* Extracted information:
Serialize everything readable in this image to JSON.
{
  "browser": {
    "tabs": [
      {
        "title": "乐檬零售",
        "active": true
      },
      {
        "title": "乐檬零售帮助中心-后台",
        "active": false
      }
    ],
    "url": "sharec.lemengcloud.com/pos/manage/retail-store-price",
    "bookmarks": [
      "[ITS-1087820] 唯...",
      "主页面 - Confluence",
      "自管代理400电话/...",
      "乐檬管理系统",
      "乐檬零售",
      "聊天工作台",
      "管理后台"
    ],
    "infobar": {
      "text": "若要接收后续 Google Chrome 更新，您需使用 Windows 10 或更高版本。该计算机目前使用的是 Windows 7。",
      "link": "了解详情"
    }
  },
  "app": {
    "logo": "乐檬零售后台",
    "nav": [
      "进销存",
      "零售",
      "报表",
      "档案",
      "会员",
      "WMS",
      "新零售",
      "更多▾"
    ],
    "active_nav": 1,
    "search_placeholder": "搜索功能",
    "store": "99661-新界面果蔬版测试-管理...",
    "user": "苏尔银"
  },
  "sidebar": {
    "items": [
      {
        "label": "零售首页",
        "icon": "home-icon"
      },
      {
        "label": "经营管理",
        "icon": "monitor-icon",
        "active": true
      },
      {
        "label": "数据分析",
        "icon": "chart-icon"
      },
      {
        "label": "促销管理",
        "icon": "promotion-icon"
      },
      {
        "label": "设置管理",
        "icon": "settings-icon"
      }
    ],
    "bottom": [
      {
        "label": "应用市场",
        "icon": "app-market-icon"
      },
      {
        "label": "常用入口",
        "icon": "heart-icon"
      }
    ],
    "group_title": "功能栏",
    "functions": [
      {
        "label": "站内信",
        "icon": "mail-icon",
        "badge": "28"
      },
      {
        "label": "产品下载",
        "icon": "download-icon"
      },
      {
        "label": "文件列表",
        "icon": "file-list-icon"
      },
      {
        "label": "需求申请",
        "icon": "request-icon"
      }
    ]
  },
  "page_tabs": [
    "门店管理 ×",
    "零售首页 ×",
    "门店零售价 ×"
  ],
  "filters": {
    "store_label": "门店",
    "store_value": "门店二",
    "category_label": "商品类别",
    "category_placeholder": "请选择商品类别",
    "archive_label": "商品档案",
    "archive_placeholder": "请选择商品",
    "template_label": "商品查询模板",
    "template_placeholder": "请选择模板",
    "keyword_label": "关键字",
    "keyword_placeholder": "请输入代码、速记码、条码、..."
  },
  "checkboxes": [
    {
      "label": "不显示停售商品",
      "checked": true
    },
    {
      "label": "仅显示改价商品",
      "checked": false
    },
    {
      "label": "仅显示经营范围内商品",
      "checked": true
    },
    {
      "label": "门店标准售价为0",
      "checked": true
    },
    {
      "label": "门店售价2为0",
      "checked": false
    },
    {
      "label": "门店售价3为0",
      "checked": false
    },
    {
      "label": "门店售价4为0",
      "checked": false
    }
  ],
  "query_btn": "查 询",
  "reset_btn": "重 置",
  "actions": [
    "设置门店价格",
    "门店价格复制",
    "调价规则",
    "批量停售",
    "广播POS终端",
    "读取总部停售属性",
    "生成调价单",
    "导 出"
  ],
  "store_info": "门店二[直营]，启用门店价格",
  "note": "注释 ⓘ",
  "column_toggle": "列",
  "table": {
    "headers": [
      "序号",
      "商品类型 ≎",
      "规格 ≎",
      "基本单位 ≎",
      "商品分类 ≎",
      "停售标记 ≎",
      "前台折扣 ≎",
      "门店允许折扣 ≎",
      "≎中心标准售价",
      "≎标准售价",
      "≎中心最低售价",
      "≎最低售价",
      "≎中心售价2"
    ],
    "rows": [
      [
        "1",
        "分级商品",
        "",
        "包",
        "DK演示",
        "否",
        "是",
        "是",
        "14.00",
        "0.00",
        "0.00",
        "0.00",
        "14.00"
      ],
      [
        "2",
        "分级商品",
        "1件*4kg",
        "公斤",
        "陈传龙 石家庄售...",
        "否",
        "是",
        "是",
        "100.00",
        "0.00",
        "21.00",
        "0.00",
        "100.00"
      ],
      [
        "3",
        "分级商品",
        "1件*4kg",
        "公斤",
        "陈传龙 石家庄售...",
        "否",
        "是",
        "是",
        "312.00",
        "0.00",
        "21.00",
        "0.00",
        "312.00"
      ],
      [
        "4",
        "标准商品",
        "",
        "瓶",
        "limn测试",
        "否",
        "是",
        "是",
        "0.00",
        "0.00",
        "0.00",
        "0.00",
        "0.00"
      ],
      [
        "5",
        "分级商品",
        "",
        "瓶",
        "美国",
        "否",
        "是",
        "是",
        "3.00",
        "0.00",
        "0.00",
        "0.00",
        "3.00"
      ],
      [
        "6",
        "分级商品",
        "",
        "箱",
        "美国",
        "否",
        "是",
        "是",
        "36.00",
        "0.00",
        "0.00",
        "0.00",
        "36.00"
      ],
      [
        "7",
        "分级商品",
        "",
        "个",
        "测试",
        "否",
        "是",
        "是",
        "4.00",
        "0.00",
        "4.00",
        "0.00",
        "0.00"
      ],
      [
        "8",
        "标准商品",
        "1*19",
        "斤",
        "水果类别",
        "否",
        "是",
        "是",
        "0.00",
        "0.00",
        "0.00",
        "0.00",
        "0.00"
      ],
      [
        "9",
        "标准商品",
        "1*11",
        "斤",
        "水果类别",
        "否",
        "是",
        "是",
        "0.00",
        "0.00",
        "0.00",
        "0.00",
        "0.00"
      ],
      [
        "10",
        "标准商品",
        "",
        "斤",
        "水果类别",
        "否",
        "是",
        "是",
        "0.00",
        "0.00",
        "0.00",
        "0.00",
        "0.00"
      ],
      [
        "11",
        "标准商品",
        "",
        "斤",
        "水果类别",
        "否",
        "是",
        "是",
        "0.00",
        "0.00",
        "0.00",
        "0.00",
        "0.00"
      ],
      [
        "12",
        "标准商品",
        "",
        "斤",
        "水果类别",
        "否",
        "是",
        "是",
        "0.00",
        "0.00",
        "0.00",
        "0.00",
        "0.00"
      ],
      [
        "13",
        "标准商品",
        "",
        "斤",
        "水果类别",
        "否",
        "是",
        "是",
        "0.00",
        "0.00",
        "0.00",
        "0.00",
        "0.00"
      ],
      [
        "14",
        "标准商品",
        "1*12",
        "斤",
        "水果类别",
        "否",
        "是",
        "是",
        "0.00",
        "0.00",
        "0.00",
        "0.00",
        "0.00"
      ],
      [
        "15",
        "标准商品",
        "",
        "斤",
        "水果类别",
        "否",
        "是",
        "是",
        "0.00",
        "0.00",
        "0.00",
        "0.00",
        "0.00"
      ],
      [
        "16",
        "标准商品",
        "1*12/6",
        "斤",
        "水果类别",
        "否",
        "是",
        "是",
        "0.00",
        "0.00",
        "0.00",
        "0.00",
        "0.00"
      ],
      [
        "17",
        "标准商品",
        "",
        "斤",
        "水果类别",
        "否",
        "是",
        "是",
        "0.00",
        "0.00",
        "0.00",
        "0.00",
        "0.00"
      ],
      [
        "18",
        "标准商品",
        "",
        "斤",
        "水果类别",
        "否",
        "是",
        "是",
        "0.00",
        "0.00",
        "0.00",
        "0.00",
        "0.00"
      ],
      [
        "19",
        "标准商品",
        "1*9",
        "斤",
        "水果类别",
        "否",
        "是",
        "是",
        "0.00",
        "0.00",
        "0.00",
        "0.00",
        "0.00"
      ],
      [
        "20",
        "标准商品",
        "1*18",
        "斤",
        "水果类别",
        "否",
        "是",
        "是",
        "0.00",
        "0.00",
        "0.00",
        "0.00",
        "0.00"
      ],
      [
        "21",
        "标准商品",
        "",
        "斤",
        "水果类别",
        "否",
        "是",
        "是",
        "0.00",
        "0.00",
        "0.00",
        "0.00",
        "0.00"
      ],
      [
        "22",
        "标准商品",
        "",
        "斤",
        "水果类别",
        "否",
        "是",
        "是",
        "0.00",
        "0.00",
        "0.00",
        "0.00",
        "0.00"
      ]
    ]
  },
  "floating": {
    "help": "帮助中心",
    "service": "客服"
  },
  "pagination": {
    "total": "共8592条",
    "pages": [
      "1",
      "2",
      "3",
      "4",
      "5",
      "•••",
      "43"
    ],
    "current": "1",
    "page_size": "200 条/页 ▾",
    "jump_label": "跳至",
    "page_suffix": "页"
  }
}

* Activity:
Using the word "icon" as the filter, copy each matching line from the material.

* Answer space:
        "icon": "home-icon"
        "icon": "monitor-icon",
        "icon": "chart-icon"
        "icon": "promotion-icon"
        "icon": "settings-icon"
        "icon": "app-market-icon"
        "icon": "heart-icon"
        "icon": "mail-icon",
        "icon": "download-icon"
        "icon": "file-list-icon"
        "icon": "request-icon"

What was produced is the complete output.